After the first night my sister, who generally took the role of the guardian angel in this trip, has arranged for her son's old cot to be delivered in pieces to my parents place. The bits were delivered by my brother and all was considered over and done with.
Not so. No one knew how to assemble the pieces and no instructions were provided. Everyone thought a solution has been found and no one bothered to do anything to help us, leaving Dylan to sleep yet another night in that twisted contraption and me feeling like I'm either going to kill someone or break the TV so that someone would pay some attention to our woes.
On our third day we insisted on getting the portable cot before doing anything else. My parents then arranged for a DIY type of a guy to come over and build the cot, at last. One problem remained, though: Dylan's room was boiling hot. After all, my brother was the one sleeping in the room with the air conditioner.
So my sister came to the rescue, again, with her portable air conditioner. We set it up for two nights, but it was louder than a jet landing two meters away. Dylan slept well with it, but out of care for his hearing we decided to call the air conditioner quits and let him boil instead. No, call us selfish: we decided not to use it because we couldn't fall asleep in the living room with the noise it made.
This, and the interruption full sleep on the living room floor, meant that we just had to get away. We booked three days at a Dead Sea hotel, rented a car, and ran away. I came back from those three days with a diarrhea that took me out of action for the rest of our Israeli stay and saw me visiting a hospital's emergency room.
At the end of our Israeli trip we didn't do half the things we wanted to do. The main purpose of our journey was to spend time together with the family and do stuff together; we hardly did.
Between my father's car being too small and too unsafe and between my father's kamikaze driving (typical Israeli, I admit, but not my cup of tea anymore) we didn't go anywhere with the car. We stayed together but hardly talked to one another or did anything together (why should we want to talk when the TV can be turned on loudly?). True, the main focus was on Dylan, but I wanted more: I don't know how many times I'm going to see my parents, and the fact that we have wasted our time in Israel makes me feel like I've missed out on my only proper chance to do something with my parents. After this experience we will definitely not stay in Israel for as long again. In more than one respect, this was a case of Game Over.
Plus, with my stomach being the way it was, I didn't even get one bite of shawarma.
In my opinion, this holiday we have been looking up to for so long has been ruined for us through some very specific actions. The result is that whenever I think about it I just get sad and annoyed.
I would like to finish off with a closing comment. When titling my posts, I generally take care not to abuse titles.
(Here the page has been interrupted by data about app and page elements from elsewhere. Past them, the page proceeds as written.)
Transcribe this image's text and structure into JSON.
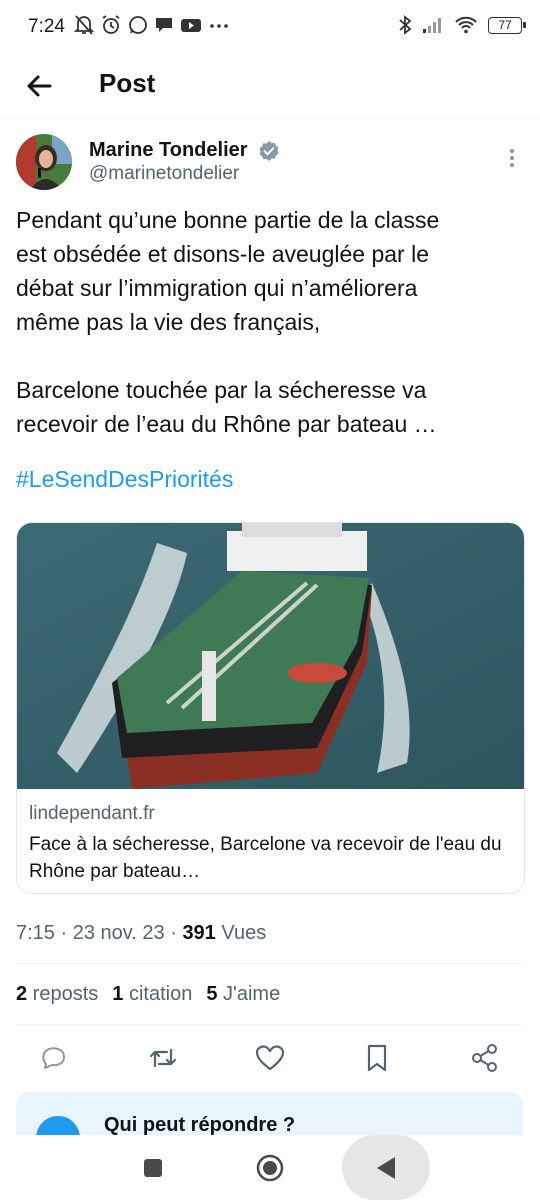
{
  "status_bar": {
    "time": "7:24",
    "battery": "77"
  },
  "header": {
    "title": "Post"
  },
  "author": {
    "name": "Marine Tondelier",
    "handle": "@marinetondelier"
  },
  "tweet": {
    "text": "Pendant qu’une bonne partie de la classe\nest obsédée et disons-le aveuglée par le\ndébat sur l’immigration qui n’améliorera\nmême pas la vie des français,\n\nBarcelone touchée par la sécheresse va\nrecevoir de l’eau du Rhône par bateau …",
    "hashtag": "#LeSendDesPriorités"
  },
  "link_card": {
    "domain": "lindependant.fr",
    "title": "Face à la sécheresse, Barcelone va recevoir de l'eau du Rhône par bateau…"
  },
  "meta": {
    "time": "7:15",
    "sep1": " · ",
    "date": "23 nov. 23",
    "sep2": " · ",
    "views_count": "391",
    "views_label": " Vues"
  },
  "stats": {
    "reposts_count": "2",
    "reposts_label": " reposts",
    "quotes_count": "1",
    "quotes_label": " citation",
    "likes_count": "5",
    "likes_label": " J'aime"
  },
  "reply_settings": {
    "title": "Qui peut répondre ?"
  },
  "colors": {
    "accent": "#1d9bf0",
    "secondary_text": "#536471",
    "reply_box_bg": "#e8f5fd"
  }
}
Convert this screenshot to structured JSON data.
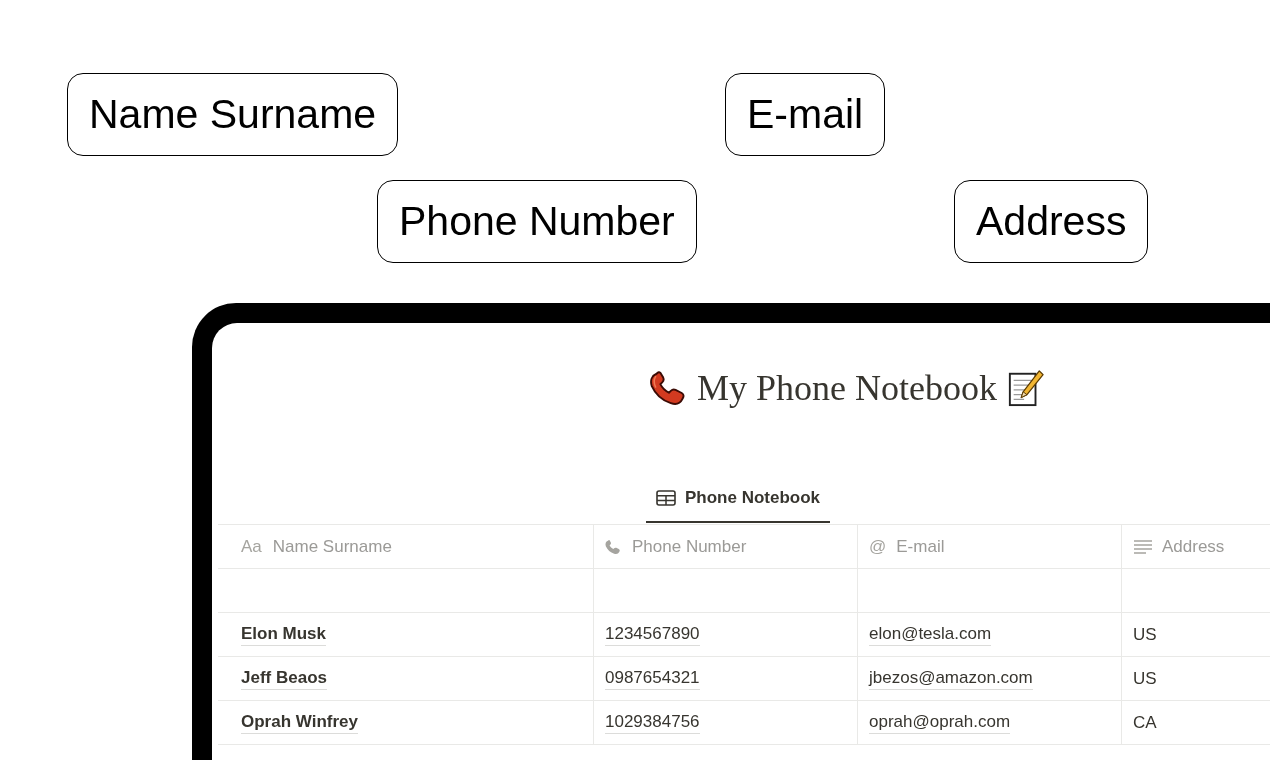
{
  "annotations": [
    {
      "label": "Name Surname"
    },
    {
      "label": "E-mail"
    },
    {
      "label": "Phone Number"
    },
    {
      "label": "Address"
    }
  ],
  "page": {
    "title": "My Phone Notebook",
    "tabs": [
      {
        "label": "Phone Notebook",
        "selected": true
      }
    ],
    "table": {
      "columns": [
        {
          "kind": "title",
          "icon": "Aa",
          "label": "Name Surname"
        },
        {
          "kind": "phone",
          "label": "Phone Number"
        },
        {
          "kind": "email",
          "icon": "@",
          "label": "E-mail"
        },
        {
          "kind": "text",
          "label": "Address"
        }
      ],
      "rows": [
        [
          "Elon Musk",
          "1234567890",
          "elon@tesla.com",
          "US"
        ],
        [
          "Jeff Beaos",
          "0987654321",
          "jbezos@amazon.com",
          "US"
        ],
        [
          "Oprah Winfrey",
          "1029384756",
          "oprah@oprah.com",
          "CA"
        ]
      ]
    }
  }
}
That is, if I was to allow myself to use the names of my favorite songs in post titles I would quickly find myself using the same titles again and again. My point is this: a post such as this, that uses the title of the book consider my most important read and one of my best reads ever, is therefore not to be trifled with.